Climate induced disasters are becoming more and more frequent. The scale and proportion of this onslaught has resulted in displacements, loss of assets and the destruction of livelihoods. These challenges are more evident in the cities that are facing shocks and stresses as a result of these impacts. Exacerbating this are systemic deficiencies in cities’ institutional processes which have further complicated the process of resilience building. Human welfare measures can play an important role in helping people to bounce back.
In the post disaster scenarios of a city, the humanitarian efforts are traditionally short term responses that aim to provide immediate relief to the people. These measures not only help them to survive but they might also help people to rebuild. In times of human crisis, such as the Ebola virus outbreaks and famines in Africa, or political crises in countries like Syria and Iraq, these kinds of aid have helped the people to deal with the challenges.
Resilience and humanitarianism have the same intentions but on distinct scales
Resilience intersects climate change adaptation, growth, disaster risk reduction, poverty reduction in order to cushion communities against actual or anticipated extreme weather events without compromising the overall development vision. Humanitarianism and human welfare are relevant to resilience in ways that help the communities to recover from the challenges of climate change. The only difference is one of scale: while humanitarianism aims at the individual as a unit, resilience aims at the city as a unit, including its structure and its institutions, to bring about development.
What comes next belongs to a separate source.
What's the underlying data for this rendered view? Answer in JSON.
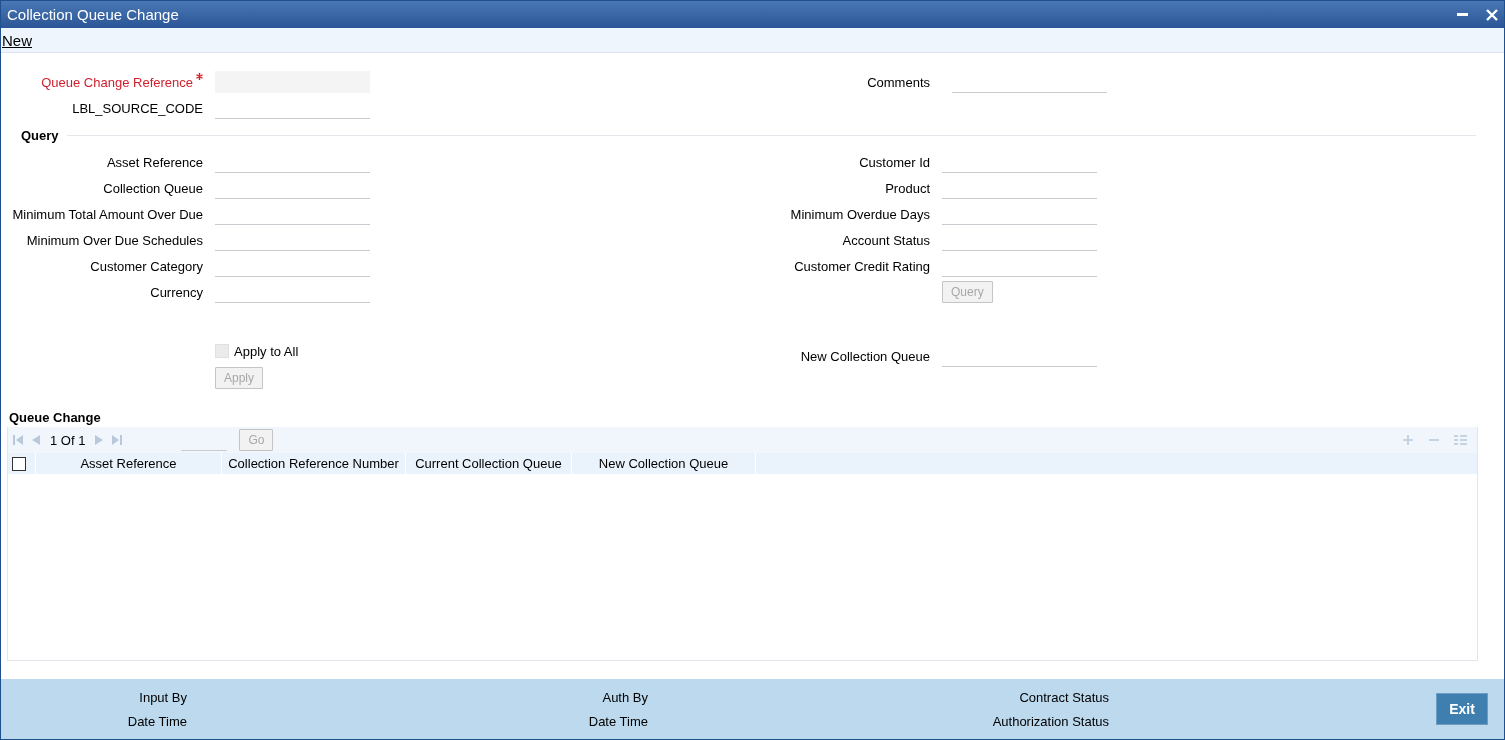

Humanitarian aid is making cities dependent
The international humanitarian response in 2014 was to the tune of US$24.5 billion compared to the US$ 20.5 billion in 2013. Most of this aid went to the same set of recipients which indicates that most of these efforts have supported the people in crisis but have not been integrated into the cities’ systems to develop a long term solution pre-empting any potential issues or challenges emerging due to climate change. These measures not only create “dependency syndrome” with minimal accountability but also only short- term benefits.
Reroute Humanitarian aid towards building resilience in cities
There’s no denying the fact that humanitarian aid provides timely and much needed help to cities, such as food andmaterial assets which reduce mortality and help their inhabitants survive in times of crisis. However, resilience goes well beyond these efforts and focuses more on an overall framework of development. Hence, humanitarian assistance is now being looked upon as an opportunity to go beyond what has been its traditional role. It offers an important opportunity to shape resilience and development strategies and address needs across development and humanitarian spheres.
Humanitarian assistance can play a major role in building the resilience of cities and help them to “build back better”. While this aid will not be able to solve the deeper issues endemic to the cities, they can make an important contribution to supporting the cities’ systems so they can prevent, prepare for and respond to the challenges of climate change.
In the meantime, while the humanitarianism is being rejigged and deconstructed to better help urban climate change resilience, the cities will have to work on mechanisms that allow better linking of humanitarianism to their resilience goals. These could be very well achieved by aligning their shared goals, addressing latent fragilities of the city systems, and creating greater interactions between the humanitarian actors and stakeholders in the city.
This overhall must be carried out quickly; we cannot wait, until then?